The project began March 2023 and is estimated to be completed October 2024. The work is done by billing cycles, and residents are alerted in their bills when the inventory will begin in their areas.
The City of Waco does not have information about the type of materials used in private plumbing inside homes and businesses. Customers who want to investigate their own plumbing can hire a licensed plumber to perform an inspection.
Above: The illustration shows ownership of the portions of service lines
How to identify your service line type
Use a flathead screwdriver to scrape a small area on the pipe.
- If the scraped area is the color of a penny, your service line is copper.
- If the scraped area remains a dull gray, your service line is galvanized steel.
- If the scraped area is shiny and silver, your service line is lead.
You can also check if your service line is magnetic. A magnet will not stick to copper or lead, only galvanized steel.
Customers can self-report their service line materials via the MyWaco app.
Service Line Replacement
The City of Waco has been replacing lead service lines that are discovered through normal maintenance and repairs. The City has no known lead service lines.
Replacement of customer service lines is the responsibility of the customer. There is income-based assistance available through the city’s Lead is Preventable Program (LIPP), a program provided by the Housing and Community Development Department.
If a lead service line is found, on either the city or customer side, property owners and tenants will be notified by letter.
Removing lead service lines can create a short-term increased lead risk. Customers whose lines are being replaced will also be provided a water filter pitcher and instructions to further decrease the potential lead exposure.
Customers who are considered at-risk for lead in their drinking water will have opportunities to get their water tested for free.
Day Cares & Schools
Testing for lead in water is required at all registered day cares and schools up to eighth grade. This testing will involve training school and day care staff to take samples from inside the buildings, which will then be tested and reported as required by the Texas Commission on Environmental Quality.

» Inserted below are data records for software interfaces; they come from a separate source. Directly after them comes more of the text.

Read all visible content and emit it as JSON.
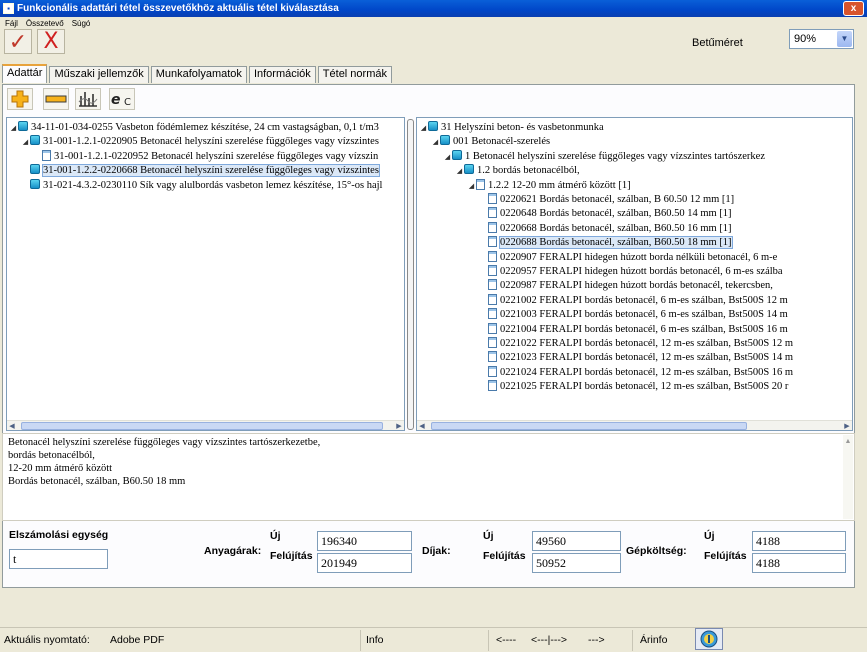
{
  "window": {
    "title": "Funkcionális adattári tétel összevetőkhöz aktuális tétel kiválasztása",
    "close": "x"
  },
  "menu": [
    "Fájl",
    "Összetevő",
    "Súgó"
  ],
  "toolbar": {
    "ok_glyph": "✓",
    "cancel_glyph": "X",
    "font_size_label": "Betűméret",
    "font_size_value": "90%"
  },
  "tabs": [
    "Adattár",
    "Műszaki jellemzők",
    "Munkafolyamatok",
    "Információk",
    "Tétel normák"
  ],
  "icons": {
    "small_toolbar": [
      "add-icon",
      "minus-icon",
      "chart-icon",
      "ec-icon"
    ],
    "tree_folder": "folder-icon",
    "tree_doc": "document-icon",
    "arinfo": "info-icon"
  },
  "left_tree": [
    {
      "label": "34-11-01-034-0255 Vasbeton födémlemez készítése, 24 cm vastagságban, 0,1 t/m3",
      "level": 0,
      "icon": "folder",
      "expanded": true
    },
    {
      "label": "31-001-1.2.1-0220905 Betonacél helyszíni szerelése  függőleges vagy vízszintes",
      "level": 1,
      "icon": "folder",
      "expanded": true
    },
    {
      "label": "31-001-1.2.1-0220952 Betonacél helyszíni szerelése  függőleges vagy vízszin",
      "level": 2,
      "icon": "doc"
    },
    {
      "label": "31-001-1.2.2-0220668 Betonacél helyszíni szerelése  függőleges vagy vízszintes",
      "level": 1,
      "icon": "folder",
      "selected": true
    },
    {
      "label": "31-021-4.3.2-0230110 Sík vagy alulbordás vasbeton lemez készítése, 15°-os hajl",
      "level": 1,
      "icon": "folder"
    }
  ],
  "right_tree": [
    {
      "label": "31 Helyszíni beton- és vasbetonmunka",
      "level": 0,
      "icon": "folder",
      "expanded": true
    },
    {
      "label": "001 Betonacél-szerelés",
      "level": 1,
      "icon": "folder",
      "expanded": true
    },
    {
      "label": "1 Betonacél helyszíni szerelése  függőleges vagy vízszintes tartószerkez",
      "level": 2,
      "icon": "folder",
      "expanded": true
    },
    {
      "label": "1.2 bordás betonacélból,",
      "level": 3,
      "icon": "folder",
      "expanded": true
    },
    {
      "label": "1.2.2 12-20 mm átmérő között [1]",
      "level": 4,
      "icon": "doc",
      "expanded": true
    },
    {
      "label": "0220621 Bordás betonacél, szálban, B 60.50  12 mm [1]",
      "level": 5,
      "icon": "doc"
    },
    {
      "label": "0220648 Bordás betonacél, szálban, B60.50  14 mm [1]",
      "level": 5,
      "icon": "doc"
    },
    {
      "label": "0220668 Bordás betonacél, szálban, B60.50  16 mm [1]",
      "level": 5,
      "icon": "doc"
    },
    {
      "label": "0220688 Bordás betonacél, szálban, B60.50  18 mm [1]",
      "level": 5,
      "icon": "doc",
      "selected": true
    },
    {
      "label": "0220907 FERALPI hidegen húzott borda nélküli betonacél, 6 m-e",
      "level": 5,
      "icon": "doc"
    },
    {
      "label": "0220957 FERALPI hidegen húzott bordás betonacél, 6 m-es szálba",
      "level": 5,
      "icon": "doc"
    },
    {
      "label": "0220987 FERALPI hidegen húzott bordás betonacél, tekercsben,",
      "level": 5,
      "icon": "doc"
    },
    {
      "label": "0221002 FERALPI bordás betonacél, 6 m-es szálban, Bst500S  12 m",
      "level": 5,
      "icon": "doc"
    },
    {
      "label": "0221003 FERALPI bordás betonacél, 6 m-es szálban, Bst500S  14 m",
      "level": 5,
      "icon": "doc"
    },
    {
      "label": "0221004 FERALPI bordás betonacél, 6 m-es szálban, Bst500S  16 m",
      "level": 5,
      "icon": "doc"
    },
    {
      "label": "0221022 FERALPI bordás betonacél, 12 m-es szálban, Bst500S  12 m",
      "level": 5,
      "icon": "doc"
    },
    {
      "label": "0221023 FERALPI bordás betonacél, 12 m-es szálban, Bst500S  14 m",
      "level": 5,
      "icon": "doc"
    },
    {
      "label": "0221024 FERALPI bordás betonacél, 12 m-es szálban, Bst500S  16 m",
      "level": 5,
      "icon": "doc"
    },
    {
      "label": "0221025 FERALPI bordás betonacél, 12 m-es szálban, Bst500S  20 r",
      "level": 5,
      "icon": "doc"
    }
  ],
  "description": [
    "Betonacél helyszíni szerelése  függőleges vagy vízszintes tartószerkezetbe,",
    "bordás betonacélból,",
    "12-20 mm átmérő között",
    "Bordás betonacél, szálban, B60.50  18 mm"
  ],
  "accounting": {
    "unit_label": "Elszámolási egység",
    "unit_value": "t",
    "new_label": "Új",
    "renew_label": "Felújítás",
    "material_label": "Anyagárak:",
    "material_new": "196340",
    "material_renew": "201949",
    "fee_label": "Díjak:",
    "fee_new": "49560",
    "fee_renew": "50952",
    "machine_label": "Gépköltség:",
    "machine_new": "4188",
    "machine_renew": "4188"
  },
  "statusbar": {
    "printer_label": "Aktuális nyomtató:",
    "printer_value": "Adobe PDF",
    "info": "Info",
    "nav_prev": "<----",
    "nav_both": "<---|--->",
    "nav_next": "--->",
    "arinfo": "Árinfo"
  }
}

Rules and guidelines continue to change and the city will continue to comply with the requirements as new information comes in.